__THE PROBLEM__: Your answer must match the entries below word for word.

== Segment start ==

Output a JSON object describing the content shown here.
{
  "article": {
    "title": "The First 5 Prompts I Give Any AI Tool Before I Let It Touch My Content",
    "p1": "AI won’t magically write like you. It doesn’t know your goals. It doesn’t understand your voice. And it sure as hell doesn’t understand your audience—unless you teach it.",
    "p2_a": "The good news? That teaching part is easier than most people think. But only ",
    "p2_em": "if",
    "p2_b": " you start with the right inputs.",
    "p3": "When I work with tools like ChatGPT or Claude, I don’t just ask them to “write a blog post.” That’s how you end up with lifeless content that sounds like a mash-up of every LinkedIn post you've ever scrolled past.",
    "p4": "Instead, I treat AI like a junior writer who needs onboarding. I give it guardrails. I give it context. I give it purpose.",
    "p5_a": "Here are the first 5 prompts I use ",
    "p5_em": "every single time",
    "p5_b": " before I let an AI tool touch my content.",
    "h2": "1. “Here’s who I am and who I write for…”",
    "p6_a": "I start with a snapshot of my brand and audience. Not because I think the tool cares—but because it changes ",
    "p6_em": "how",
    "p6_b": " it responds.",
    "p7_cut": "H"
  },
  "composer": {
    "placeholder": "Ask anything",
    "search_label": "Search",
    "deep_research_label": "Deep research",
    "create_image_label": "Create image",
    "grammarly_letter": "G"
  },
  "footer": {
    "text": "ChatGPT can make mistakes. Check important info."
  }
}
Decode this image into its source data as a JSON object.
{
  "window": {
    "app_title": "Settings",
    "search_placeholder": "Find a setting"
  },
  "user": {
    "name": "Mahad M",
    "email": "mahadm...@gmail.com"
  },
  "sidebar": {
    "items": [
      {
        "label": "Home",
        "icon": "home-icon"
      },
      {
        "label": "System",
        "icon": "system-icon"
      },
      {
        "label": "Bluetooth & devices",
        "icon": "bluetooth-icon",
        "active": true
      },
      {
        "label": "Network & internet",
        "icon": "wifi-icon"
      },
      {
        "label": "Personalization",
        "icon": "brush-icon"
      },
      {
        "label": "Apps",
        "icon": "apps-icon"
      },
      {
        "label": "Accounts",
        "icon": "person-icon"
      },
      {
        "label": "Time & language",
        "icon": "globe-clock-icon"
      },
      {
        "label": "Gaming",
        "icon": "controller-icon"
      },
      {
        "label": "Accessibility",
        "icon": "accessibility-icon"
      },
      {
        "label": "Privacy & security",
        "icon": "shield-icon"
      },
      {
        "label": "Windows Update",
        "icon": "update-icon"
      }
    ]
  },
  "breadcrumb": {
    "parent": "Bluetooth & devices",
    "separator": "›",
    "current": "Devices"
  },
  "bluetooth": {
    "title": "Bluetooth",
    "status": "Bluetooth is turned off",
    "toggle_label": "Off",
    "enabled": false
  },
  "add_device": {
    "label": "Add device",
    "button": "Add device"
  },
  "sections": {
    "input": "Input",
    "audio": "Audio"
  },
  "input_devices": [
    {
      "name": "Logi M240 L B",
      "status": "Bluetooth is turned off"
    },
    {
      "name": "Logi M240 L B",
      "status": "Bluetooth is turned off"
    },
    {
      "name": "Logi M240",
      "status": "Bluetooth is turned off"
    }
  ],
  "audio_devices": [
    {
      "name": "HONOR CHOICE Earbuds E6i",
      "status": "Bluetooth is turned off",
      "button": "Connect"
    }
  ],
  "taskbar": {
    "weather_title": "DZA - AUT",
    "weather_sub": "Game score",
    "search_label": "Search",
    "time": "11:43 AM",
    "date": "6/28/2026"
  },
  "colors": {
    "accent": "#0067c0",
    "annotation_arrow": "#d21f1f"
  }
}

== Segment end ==

__WORKED SOLUTION__:
Output a JSON object describing the content shown here.
{
  "article": {
    "title": "The First 5 Prompts I Give Any AI Tool Before I Let It Touch My Content",
    "p1": "AI won’t magically write like you. It doesn’t know your goals. It doesn’t understand your voice. And it sure as hell doesn’t understand your audience—unless you teach it.",
    "p2_a": "The good news? That teaching part is easier than most people think. But only ",
    "p2_em": "if",
    "p2_b": " you start with the right inputs.",
    "p3": "When I work with tools like ChatGPT or Claude, I don’t just ask them to “write a blog post.” That’s how you end up with lifeless content that sounds like a mash-up of every LinkedIn post you've ever scrolled past.",
    "p4": "Instead, I treat AI like a junior writer who needs onboarding. I give it guardrails. I give it context. I give it purpose.",
    "p5_a": "Here are the first 5 prompts I use ",
    "p5_em": "every single time",
    "p5_b": " before I let an AI tool touch my content.",
    "h2": "1. “Here’s who I am and who I write for…”",
    "p6_a": "I start with a snapshot of my brand and audience. Not because I think the tool cares—but because it changes ",
    "p6_em": "how",
    "p6_b": " it responds.",
    "p7_cut": "H"
  },
  "composer": {
    "placeholder": "Ask anything",
    "search_label": "Search",
    "deep_research_label": "Deep research",
    "create_image_label": "Create image",
    "grammarly_letter": "G"
  },
  "footer": {
    "text": "ChatGPT can make mistakes. Check important info."
  }
}
Decode this image into its source data as a JSON object.
{
  "window": {
    "app_title": "Settings",
    "search_placeholder": "Find a setting"
  },
  "user": {
    "name": "Mahad M",
    "email": "mahadm...@gmail.com"
  },
  "sidebar": {
    "items": [
      {
        "label": "Home",
        "icon": "home-icon"
      },
      {
        "label": "System",
        "icon": "system-icon"
      },
      {
        "label": "Bluetooth & devices",
        "icon": "bluetooth-icon",
        "active": true
      },
      {
        "label": "Network & internet",
        "icon": "wifi-icon"
      },
      {
        "label": "Personalization",
        "icon": "brush-icon"
      },
      {
        "label": "Apps",
        "icon": "apps-icon"
      },
      {
        "label": "Accounts",
        "icon": "person-icon"
      },
      {
        "label": "Time & language",
        "icon": "globe-clock-icon"
      },
      {
        "label": "Gaming",
        "icon": "controller-icon"
      },
      {
        "label": "Accessibility",
        "icon": "accessibility-icon"
      },
      {
        "label": "Privacy & security",
        "icon": "shield-icon"
      },
      {
        "label": "Windows Update",
        "icon": "update-icon"
      }
    ]
  },
  "breadcrumb": {
    "parent": "Bluetooth & devices",
    "separator": "›",
    "current": "Devices"
  },
  "bluetooth": {
    "title": "Bluetooth",
    "status": "Bluetooth is turned off",
    "toggle_label": "Off",
    "enabled": false
  },
  "add_device": {
    "label": "Add device",
    "button": "Add device"
  },
  "sections": {
    "input": "Input",
    "audio": "Audio"
  },
  "input_devices": [
    {
      "name": "Logi M240 L B",
      "status": "Bluetooth is turned off"
    },
    {
      "name": "Logi M240 L B",
      "status": "Bluetooth is turned off"
    },
    {
      "name": "Logi M240",
      "status": "Bluetooth is turned off"
    }
  ],
  "audio_devices": [
    {
      "name": "HONOR CHOICE Earbuds E6i",
      "status": "Bluetooth is turned off",
      "button": "Connect"
    }
  ],
  "taskbar": {
    "weather_title": "DZA - AUT",
    "weather_sub": "Game score",
    "search_label": "Search",
    "time": "11:43 AM",
    "date": "6/28/2026"
  },
  "colors": {
    "accent": "#0067c0",
    "annotation_arrow": "#d21f1f"
  }
}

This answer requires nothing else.